From top to bottom, restate the entries below word for word.

Material for this task: Begin

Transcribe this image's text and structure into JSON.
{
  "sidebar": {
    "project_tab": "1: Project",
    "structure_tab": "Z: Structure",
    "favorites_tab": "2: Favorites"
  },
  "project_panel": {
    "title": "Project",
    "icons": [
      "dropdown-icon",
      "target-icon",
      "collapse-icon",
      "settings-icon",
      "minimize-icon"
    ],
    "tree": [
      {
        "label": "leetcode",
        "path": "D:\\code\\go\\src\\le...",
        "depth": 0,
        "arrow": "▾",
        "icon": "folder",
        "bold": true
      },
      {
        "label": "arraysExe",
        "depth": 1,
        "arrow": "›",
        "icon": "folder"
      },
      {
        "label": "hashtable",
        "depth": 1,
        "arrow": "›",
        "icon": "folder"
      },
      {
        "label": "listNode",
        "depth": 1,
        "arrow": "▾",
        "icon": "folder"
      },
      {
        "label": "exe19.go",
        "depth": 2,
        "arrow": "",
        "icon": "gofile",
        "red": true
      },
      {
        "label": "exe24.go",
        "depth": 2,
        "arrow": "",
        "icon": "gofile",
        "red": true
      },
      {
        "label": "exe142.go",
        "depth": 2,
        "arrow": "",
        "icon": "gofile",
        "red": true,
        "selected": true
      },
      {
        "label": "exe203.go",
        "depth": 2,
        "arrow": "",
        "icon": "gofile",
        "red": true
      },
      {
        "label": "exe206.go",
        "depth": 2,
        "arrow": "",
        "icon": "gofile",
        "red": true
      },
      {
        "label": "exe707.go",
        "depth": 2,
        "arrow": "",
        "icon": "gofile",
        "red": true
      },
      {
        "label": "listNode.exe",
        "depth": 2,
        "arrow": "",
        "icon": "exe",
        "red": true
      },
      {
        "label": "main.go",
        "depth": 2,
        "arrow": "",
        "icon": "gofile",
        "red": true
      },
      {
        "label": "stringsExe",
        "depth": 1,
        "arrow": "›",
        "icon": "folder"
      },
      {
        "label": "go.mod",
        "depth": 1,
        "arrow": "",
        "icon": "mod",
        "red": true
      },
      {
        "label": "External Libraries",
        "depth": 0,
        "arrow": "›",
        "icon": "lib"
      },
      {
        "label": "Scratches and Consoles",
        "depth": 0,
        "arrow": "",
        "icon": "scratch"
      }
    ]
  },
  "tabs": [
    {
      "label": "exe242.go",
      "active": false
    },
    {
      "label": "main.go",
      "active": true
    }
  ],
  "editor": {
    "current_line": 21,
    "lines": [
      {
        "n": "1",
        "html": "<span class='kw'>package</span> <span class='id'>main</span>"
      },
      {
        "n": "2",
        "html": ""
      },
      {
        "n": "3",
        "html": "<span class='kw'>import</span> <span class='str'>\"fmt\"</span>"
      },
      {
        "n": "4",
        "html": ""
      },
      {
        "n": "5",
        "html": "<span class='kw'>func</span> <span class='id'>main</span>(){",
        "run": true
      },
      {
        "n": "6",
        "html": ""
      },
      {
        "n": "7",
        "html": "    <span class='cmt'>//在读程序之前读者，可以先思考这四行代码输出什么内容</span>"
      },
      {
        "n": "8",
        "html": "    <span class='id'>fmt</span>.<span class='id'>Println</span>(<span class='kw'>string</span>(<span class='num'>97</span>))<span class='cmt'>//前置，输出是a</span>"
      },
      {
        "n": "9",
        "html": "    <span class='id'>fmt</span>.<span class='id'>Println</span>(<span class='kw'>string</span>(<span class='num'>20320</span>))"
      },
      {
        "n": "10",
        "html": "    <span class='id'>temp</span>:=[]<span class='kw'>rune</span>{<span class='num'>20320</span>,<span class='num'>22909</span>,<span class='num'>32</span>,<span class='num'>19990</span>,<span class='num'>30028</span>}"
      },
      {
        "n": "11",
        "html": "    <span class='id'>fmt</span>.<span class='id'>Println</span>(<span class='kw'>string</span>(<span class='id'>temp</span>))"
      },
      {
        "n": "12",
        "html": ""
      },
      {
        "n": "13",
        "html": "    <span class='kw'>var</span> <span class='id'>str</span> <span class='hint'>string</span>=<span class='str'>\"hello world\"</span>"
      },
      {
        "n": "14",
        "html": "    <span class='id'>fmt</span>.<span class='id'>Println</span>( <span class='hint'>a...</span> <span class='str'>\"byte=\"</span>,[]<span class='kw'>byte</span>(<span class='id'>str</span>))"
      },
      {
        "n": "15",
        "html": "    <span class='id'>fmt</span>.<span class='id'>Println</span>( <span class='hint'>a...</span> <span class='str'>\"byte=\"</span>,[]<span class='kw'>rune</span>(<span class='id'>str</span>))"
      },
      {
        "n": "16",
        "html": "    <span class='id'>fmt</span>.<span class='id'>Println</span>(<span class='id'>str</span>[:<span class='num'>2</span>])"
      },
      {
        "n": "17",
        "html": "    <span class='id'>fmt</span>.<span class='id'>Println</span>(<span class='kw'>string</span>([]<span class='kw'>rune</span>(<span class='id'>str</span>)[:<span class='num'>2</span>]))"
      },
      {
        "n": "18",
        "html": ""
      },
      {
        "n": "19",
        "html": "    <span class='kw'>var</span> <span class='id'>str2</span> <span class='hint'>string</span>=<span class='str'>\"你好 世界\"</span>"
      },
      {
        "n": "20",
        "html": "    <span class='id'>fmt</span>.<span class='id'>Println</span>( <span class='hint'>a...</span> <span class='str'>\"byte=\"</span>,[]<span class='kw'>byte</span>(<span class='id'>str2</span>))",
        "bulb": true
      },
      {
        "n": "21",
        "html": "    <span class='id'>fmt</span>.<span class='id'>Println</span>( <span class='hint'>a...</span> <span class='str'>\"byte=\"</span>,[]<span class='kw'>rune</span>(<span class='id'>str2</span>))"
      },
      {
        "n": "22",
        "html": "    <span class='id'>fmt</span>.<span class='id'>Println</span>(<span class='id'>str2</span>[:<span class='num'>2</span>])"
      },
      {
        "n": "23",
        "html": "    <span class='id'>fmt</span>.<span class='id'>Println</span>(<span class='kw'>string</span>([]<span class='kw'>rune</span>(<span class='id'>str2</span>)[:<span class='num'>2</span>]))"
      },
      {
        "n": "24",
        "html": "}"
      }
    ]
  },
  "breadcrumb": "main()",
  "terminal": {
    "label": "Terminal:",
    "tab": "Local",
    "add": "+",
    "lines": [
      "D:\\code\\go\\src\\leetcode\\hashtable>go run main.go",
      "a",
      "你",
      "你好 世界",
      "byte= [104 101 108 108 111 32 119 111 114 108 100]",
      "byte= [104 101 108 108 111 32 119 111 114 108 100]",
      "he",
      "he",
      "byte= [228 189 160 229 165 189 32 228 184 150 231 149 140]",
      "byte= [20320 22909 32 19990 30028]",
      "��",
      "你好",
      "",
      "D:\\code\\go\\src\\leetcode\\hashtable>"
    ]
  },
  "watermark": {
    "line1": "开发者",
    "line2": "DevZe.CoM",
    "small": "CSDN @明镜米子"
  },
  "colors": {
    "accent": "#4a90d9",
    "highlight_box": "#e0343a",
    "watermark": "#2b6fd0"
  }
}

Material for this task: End

### Exercise solution
Transcribe this image's text and structure into JSON.
{
  "sidebar": {
    "project_tab": "1: Project",
    "structure_tab": "Z: Structure",
    "favorites_tab": "2: Favorites"
  },
  "project_panel": {
    "title": "Project",
    "icons": [
      "dropdown-icon",
      "target-icon",
      "collapse-icon",
      "settings-icon",
      "minimize-icon"
    ],
    "tree": [
      {
        "label": "leetcode",
        "path": "D:\\code\\go\\src\\le...",
        "depth": 0,
        "arrow": "▾",
        "icon": "folder",
        "bold": true
      },
      {
        "label": "arraysExe",
        "depth": 1,
        "arrow": "›",
        "icon": "folder"
      },
      {
        "label": "hashtable",
        "depth": 1,
        "arrow": "›",
        "icon": "folder"
      },
      {
        "label": "listNode",
        "depth": 1,
        "arrow": "▾",
        "icon": "folder"
      },
      {
        "label": "exe19.go",
        "depth": 2,
        "arrow": "",
        "icon": "gofile",
        "red": true
      },
      {
        "label": "exe24.go",
        "depth": 2,
        "arrow": "",
        "icon": "gofile",
        "red": true
      },
      {
        "label": "exe142.go",
        "depth": 2,
        "arrow": "",
        "icon": "gofile",
        "red": true,
        "selected": true
      },
      {
        "label": "exe203.go",
        "depth": 2,
        "arrow": "",
        "icon": "gofile",
        "red": true
      },
      {
        "label": "exe206.go",
        "depth": 2,
        "arrow": "",
        "icon": "gofile",
        "red": true
      },
      {
        "label": "exe707.go",
        "depth": 2,
        "arrow": "",
        "icon": "gofile",
        "red": true
      },
      {
        "label": "listNode.exe",
        "depth": 2,
        "arrow": "",
        "icon": "exe",
        "red": true
      },
      {
        "label": "main.go",
        "depth": 2,
        "arrow": "",
        "icon": "gofile",
        "red": true
      },
      {
        "label": "stringsExe",
        "depth": 1,
        "arrow": "›",
        "icon": "folder"
      },
      {
        "label": "go.mod",
        "depth": 1,
        "arrow": "",
        "icon": "mod",
        "red": true
      },
      {
        "label": "External Libraries",
        "depth": 0,
        "arrow": "›",
        "icon": "lib"
      },
      {
        "label": "Scratches and Consoles",
        "depth": 0,
        "arrow": "",
        "icon": "scratch"
      }
    ]
  },
  "tabs": [
    {
      "label": "exe242.go",
      "active": false
    },
    {
      "label": "main.go",
      "active": true
    }
  ],
  "editor": {
    "current_line": 21,
    "lines": [
      {
        "n": "1",
        "html": "<span class='kw'>package</span> <span class='id'>main</span>"
      },
      {
        "n": "2",
        "html": ""
      },
      {
        "n": "3",
        "html": "<span class='kw'>import</span> <span class='str'>\"fmt\"</span>"
      },
      {
        "n": "4",
        "html": ""
      },
      {
        "n": "5",
        "html": "<span class='kw'>func</span> <span class='id'>main</span>(){",
        "run": true
      },
      {
        "n": "6",
        "html": ""
      },
      {
        "n": "7",
        "html": "    <span class='cmt'>//在读程序之前读者，可以先思考这四行代码输出什么内容</span>"
      },
      {
        "n": "8",
        "html": "    <span class='id'>fmt</span>.<span class='id'>Println</span>(<span class='kw'>string</span>(<span class='num'>97</span>))<span class='cmt'>//前置，输出是a</span>"
      },
      {
        "n": "9",
        "html": "    <span class='id'>fmt</span>.<span class='id'>Println</span>(<span class='kw'>string</span>(<span class='num'>20320</span>))"
      },
      {
        "n": "10",
        "html": "    <span class='id'>temp</span>:=[]<span class='kw'>rune</span>{<span class='num'>20320</span>,<span class='num'>22909</span>,<span class='num'>32</span>,<span class='num'>19990</span>,<span class='num'>30028</span>}"
      },
      {
        "n": "11",
        "html": "    <span class='id'>fmt</span>.<span class='id'>Println</span>(<span class='kw'>string</span>(<span class='id'>temp</span>))"
      },
      {
        "n": "12",
        "html": ""
      },
      {
        "n": "13",
        "html": "    <span class='kw'>var</span> <span class='id'>str</span> <span class='hint'>string</span>=<span class='str'>\"hello world\"</span>"
      },
      {
        "n": "14",
        "html": "    <span class='id'>fmt</span>.<span class='id'>Println</span>( <span class='hint'>a...</span> <span class='str'>\"byte=\"</span>,[]<span class='kw'>byte</span>(<span class='id'>str</span>))"
      },
      {
        "n": "15",
        "html": "    <span class='id'>fmt</span>.<span class='id'>Println</span>( <span class='hint'>a...</span> <span class='str'>\"byte=\"</span>,[]<span class='kw'>rune</span>(<span class='id'>str</span>))"
      },
      {
        "n": "16",
        "html": "    <span class='id'>fmt</span>.<span class='id'>Println</span>(<span class='id'>str</span>[:<span class='num'>2</span>])"
      },
      {
        "n": "17",
        "html": "    <span class='id'>fmt</span>.<span class='id'>Println</span>(<span class='kw'>string</span>([]<span class='kw'>rune</span>(<span class='id'>str</span>)[:<span class='num'>2</span>]))"
      },
      {
        "n": "18",
        "html": ""
      },
      {
        "n": "19",
        "html": "    <span class='kw'>var</span> <span class='id'>str2</span> <span class='hint'>string</span>=<span class='str'>\"你好 世界\"</span>"
      },
      {
        "n": "20",
        "html": "    <span class='id'>fmt</span>.<span class='id'>Println</span>( <span class='hint'>a...</span> <span class='str'>\"byte=\"</span>,[]<span class='kw'>byte</span>(<span class='id'>str2</span>))",
        "bulb": true
      },
      {
        "n": "21",
        "html": "    <span class='id'>fmt</span>.<span class='id'>Println</span>( <span class='hint'>a...</span> <span class='str'>\"byte=\"</span>,[]<span class='kw'>rune</span>(<span class='id'>str2</span>))"
      },
      {
        "n": "22",
        "html": "    <span class='id'>fmt</span>.<span class='id'>Println</span>(<span class='id'>str2</span>[:<span class='num'>2</span>])"
      },
      {
        "n": "23",
        "html": "    <span class='id'>fmt</span>.<span class='id'>Println</span>(<span class='kw'>string</span>([]<span class='kw'>rune</span>(<span class='id'>str2</span>)[:<span class='num'>2</span>]))"
      },
      {
        "n": "24",
        "html": "}"
      }
    ]
  },
  "breadcrumb": "main()",
  "terminal": {
    "label": "Terminal:",
    "tab": "Local",
    "add": "+",
    "lines": [
      "D:\\code\\go\\src\\leetcode\\hashtable>go run main.go",
      "a",
      "你",
      "你好 世界",
      "byte= [104 101 108 108 111 32 119 111 114 108 100]",
      "byte= [104 101 108 108 111 32 119 111 114 108 100]",
      "he",
      "he",
      "byte= [228 189 160 229 165 189 32 228 184 150 231 149 140]",
      "byte= [20320 22909 32 19990 30028]",
      "��",
      "你好",
      "",
      "D:\\code\\go\\src\\leetcode\\hashtable>"
    ]
  },
  "watermark": {
    "line1": "开发者",
    "line2": "DevZe.CoM",
    "small": "CSDN @明镜米子"
  },
  "colors": {
    "accent": "#4a90d9",
    "highlight_box": "#e0343a",
    "watermark": "#2b6fd0"
  }
}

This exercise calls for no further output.